[Opening Provided data section]
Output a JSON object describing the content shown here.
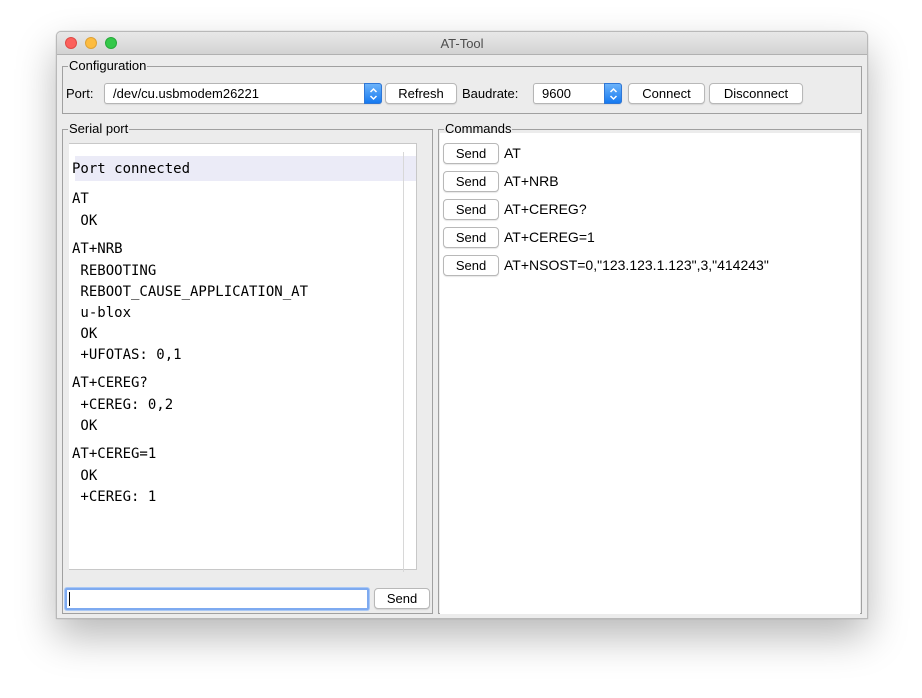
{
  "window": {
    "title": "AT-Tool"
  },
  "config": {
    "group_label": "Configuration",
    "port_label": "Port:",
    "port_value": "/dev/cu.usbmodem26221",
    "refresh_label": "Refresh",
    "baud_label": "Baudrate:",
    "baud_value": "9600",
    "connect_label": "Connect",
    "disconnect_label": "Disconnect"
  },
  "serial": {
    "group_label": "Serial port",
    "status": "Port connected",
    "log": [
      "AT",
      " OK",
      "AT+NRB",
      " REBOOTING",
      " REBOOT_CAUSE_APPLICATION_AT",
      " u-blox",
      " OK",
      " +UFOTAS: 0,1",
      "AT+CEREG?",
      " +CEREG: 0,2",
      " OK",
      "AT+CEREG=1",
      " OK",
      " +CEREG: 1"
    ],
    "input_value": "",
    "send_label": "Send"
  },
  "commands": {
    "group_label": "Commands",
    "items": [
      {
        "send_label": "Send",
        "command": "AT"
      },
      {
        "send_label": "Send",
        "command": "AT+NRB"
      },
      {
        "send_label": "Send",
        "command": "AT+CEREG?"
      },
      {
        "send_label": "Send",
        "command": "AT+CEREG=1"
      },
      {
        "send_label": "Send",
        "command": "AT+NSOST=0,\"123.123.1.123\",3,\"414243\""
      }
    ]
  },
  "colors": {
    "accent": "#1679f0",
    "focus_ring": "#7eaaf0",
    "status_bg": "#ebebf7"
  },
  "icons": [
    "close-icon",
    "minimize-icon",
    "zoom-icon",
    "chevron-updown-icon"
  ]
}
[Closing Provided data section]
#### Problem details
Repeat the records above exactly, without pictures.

#### Solution to the exercise
Output a JSON object describing the content shown here.
{
  "window": {
    "title": "AT-Tool"
  },
  "config": {
    "group_label": "Configuration",
    "port_label": "Port:",
    "port_value": "/dev/cu.usbmodem26221",
    "refresh_label": "Refresh",
    "baud_label": "Baudrate:",
    "baud_value": "9600",
    "connect_label": "Connect",
    "disconnect_label": "Disconnect"
  },
  "serial": {
    "group_label": "Serial port",
    "status": "Port connected",
    "log": [
      "AT",
      " OK",
      "AT+NRB",
      " REBOOTING",
      " REBOOT_CAUSE_APPLICATION_AT",
      " u-blox",
      " OK",
      " +UFOTAS: 0,1",
      "AT+CEREG?",
      " +CEREG: 0,2",
      " OK",
      "AT+CEREG=1",
      " OK",
      " +CEREG: 1"
    ],
    "input_value": "",
    "send_label": "Send"
  },
  "commands": {
    "group_label": "Commands",
    "items": [
      {
        "send_label": "Send",
        "command": "AT"
      },
      {
        "send_label": "Send",
        "command": "AT+NRB"
      },
      {
        "send_label": "Send",
        "command": "AT+CEREG?"
      },
      {
        "send_label": "Send",
        "command": "AT+CEREG=1"
      },
      {
        "send_label": "Send",
        "command": "AT+NSOST=0,\"123.123.1.123\",3,\"414243\""
      }
    ]
  },
  "colors": {
    "accent": "#1679f0",
    "focus_ring": "#7eaaf0",
    "status_bg": "#ebebf7"
  },
  "icons": [
    "close-icon",
    "minimize-icon",
    "zoom-icon",
    "chevron-updown-icon"
  ]
}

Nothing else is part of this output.